Yesterday we learned of 35 new series coming to Food Network and the Cooking Channel, including The Valerie Bertinelli Project, a daytime show debuting in September that features Bertinelli and her husband making dinner for “family and celebrity friends in their Los Angeles home.” (And every time, I hope, the celebrity friend is her Hot in Cleveland costar Betty White, and every dinner is hot dogs and French fries, because that is what Betty White eats every single day.) Now you may use the restroom, because I am about to tell you about each of the 34 other shows in explicit detail over the course of 5,000 words.

Just kidding, I’ll stick to the highlights. On the Food Network side, entrepreneur/former Apprentice/Giuliana’s husband Bill Rancic will host Kitchen Casino, in which competing chefs play poker, slots, and roulette in order to — it sounds like; I was reading in between a lot of casino puns here — determine the ingredients they’ll be given to create their dishes. A $30,000 prize awaits the winner, which is three times as much as he or she would get for a Chopped victory. O.G. Chopped has always seemed in need of a wealthy old culinarian investor, dropping by to surprise people with new cars, but at least we can look forward to The Ultimate Chopped Champions Tournament in August, pulling its cast from prior winners across all spectra (celebrities, pros, “local heroes,” and regular civilians) and offering a $50,000 prize.

Rewrapped bears mentioning because it’s hosted by Joey Fatone and judged by Marc Summers. BOOM! When you read that sentence, I actually pulled your childhood out of your body, put it in a bottle, and now I’m going to exchange it on the Google dark net for drugs. Rewrapped charges its chefs to re-create “as closely as possible, some of America’s favorite guilty pleasures, and then invent an entirely new dish using the original treat as an ingredient” to score a year’s worth of the featured food and “bragging rights.” There’s no money? It’s like an internship with Oreos? And then there’s the clear winner in the title category, Game of Cones, a mystery basket challenge for “ice cream connoisseurs.” Expect a feast of ice and fire and canned umami things mellowing out in some cream.

There’s a theme here. Most of the new Food Network syllabus is geared toward competitive cooking, with some attempts at feel-good restaurant makeovers and giveaways thrown in for good measure (of course, some of those are still competitive — see Rachael Ray’s The Big Tip, in which every server featured will receive “a life-changing tip — but only one will get The Big Tip”). A few of the stodgier how-to programs have stuck around during the daytime hours to keep Bertinelli company, three of them starring Bobby Flay.

Cooking Channel has become the destination for slow-cooked, noncompetitive TV, allowing fellow Scripps Networks Interactive property Food Network to devote itself entirely to cutthroat bread pudding matches.

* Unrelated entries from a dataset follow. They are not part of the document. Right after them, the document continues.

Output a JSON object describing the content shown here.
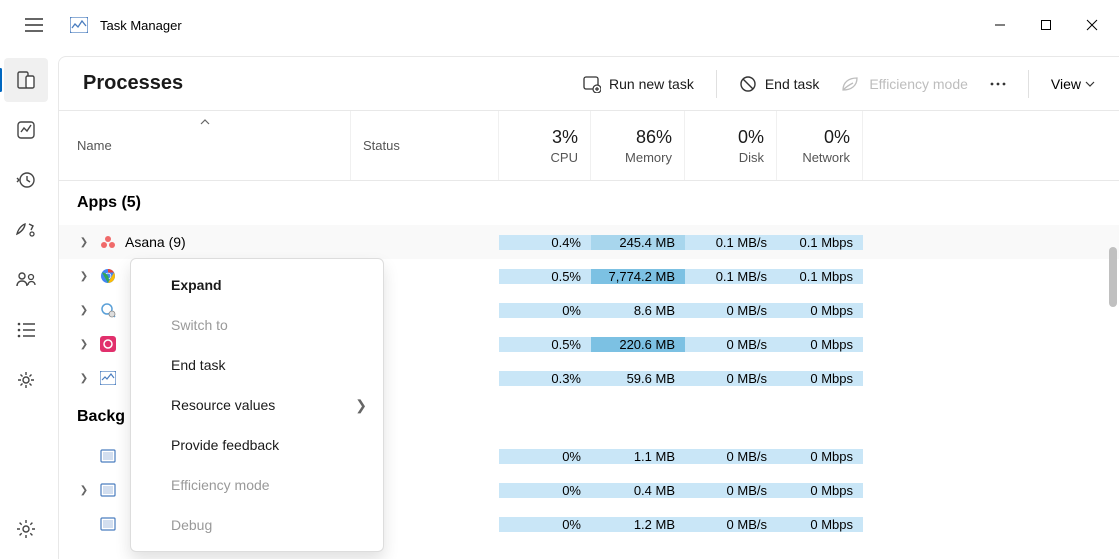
{
  "app": {
    "title": "Task Manager"
  },
  "toolbar": {
    "page_title": "Processes",
    "run_new_task": "Run new task",
    "end_task": "End task",
    "efficiency_mode": "Efficiency mode",
    "view": "View"
  },
  "columns": {
    "name": "Name",
    "status": "Status",
    "cpu": {
      "pct": "3%",
      "label": "CPU"
    },
    "memory": {
      "pct": "86%",
      "label": "Memory"
    },
    "disk": {
      "pct": "0%",
      "label": "Disk"
    },
    "network": {
      "pct": "0%",
      "label": "Network"
    }
  },
  "groups": {
    "apps": "Apps (5)",
    "background": "Backg"
  },
  "processes": [
    {
      "name": "Asana (9)",
      "cpu": "0.4%",
      "mem": "245.4 MB",
      "disk": "0.1 MB/s",
      "net": "0.1 Mbps",
      "mem_shade": "med"
    },
    {
      "name": "",
      "cpu": "0.5%",
      "mem": "7,774.2 MB",
      "disk": "0.1 MB/s",
      "net": "0.1 Mbps",
      "mem_shade": "dark"
    },
    {
      "name": "",
      "cpu": "0%",
      "mem": "8.6 MB",
      "disk": "0 MB/s",
      "net": "0 Mbps",
      "mem_shade": "light"
    },
    {
      "name": "",
      "cpu": "0.5%",
      "mem": "220.6 MB",
      "disk": "0 MB/s",
      "net": "0 Mbps",
      "mem_shade": "dark"
    },
    {
      "name": "",
      "cpu": "0.3%",
      "mem": "59.6 MB",
      "disk": "0 MB/s",
      "net": "0 Mbps",
      "mem_shade": "light"
    }
  ],
  "background": [
    {
      "cpu": "0%",
      "mem": "1.1 MB",
      "disk": "0 MB/s",
      "net": "0 Mbps"
    },
    {
      "cpu": "0%",
      "mem": "0.4 MB",
      "disk": "0 MB/s",
      "net": "0 Mbps"
    },
    {
      "cpu": "0%",
      "mem": "1.2 MB",
      "disk": "0 MB/s",
      "net": "0 Mbps"
    }
  ],
  "context_menu": {
    "expand": "Expand",
    "switch_to": "Switch to",
    "end_task": "End task",
    "resource_values": "Resource values",
    "provide_feedback": "Provide feedback",
    "efficiency_mode": "Efficiency mode",
    "debug": "Debug"
  }
}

There’s an assortment of international cuisine — African, South African, Korean, British, and American pub grub — as well as personality-driven shows, like The Real Girl’s Kitchen, with Haylie Duff, which promises an “intimate look” at Duff’s life in Los Angeles and New York, “where she is constantly inspired.” Poor Rev Run, on the other hand, gets a mildly depressing press release for Rev Run’s Sunday Suppers: “[W]ith four of their six children off on their own, Rev and his wife, Justine, have a near empty nest and long for the days of a full table. Determined to get the gang back together for weekly Sunday dinners, they will use simple, heartfelt recipes to lure the kids back to the table.” You never call! You never write! We made the grilled cheese like you like it!

Canadian web personality and Bitchin’ Kitchen star Nadia G will host the traveling show Bite This With Nadia G to retrieve the “down and dirty culinary secrets of the local chefs and their favorite foods.” The trailer — sorry, “sick intro” — sets kind of an interesting tone, featuring a censor-barred penis, a man dropping his pants in front of a border patrol guard, and a stiletto heel sinking deep into manure. I know nothing about Lorraine’s Fast, Fresh and Easy host Lorraine Pascale, but it sure sounds as though she’s out to make you feel crappy about yourself because “she creates amazing and delicious food, completely from scratch, in super quick time.” Good for you, Pascale. Bobby Deen will be keeping the Deen empire alive following his mother Paula’s dismissal, taking the Bobby Deen Project into “the homes of America” to replace all of your sticks of butter with cans of Pam spray. And then he leaves, and you reach right for the McNuggetinis with best friends (full disclosure: also my friends) Alie Ward and Georgia Hardstark’s Surprise Party With Alie & Georgia.

Auto-Tuned Julia Child will escort you out now.

Filed Under: TV, Food Network, Food, Cooking Channel, Chopped, Reality TV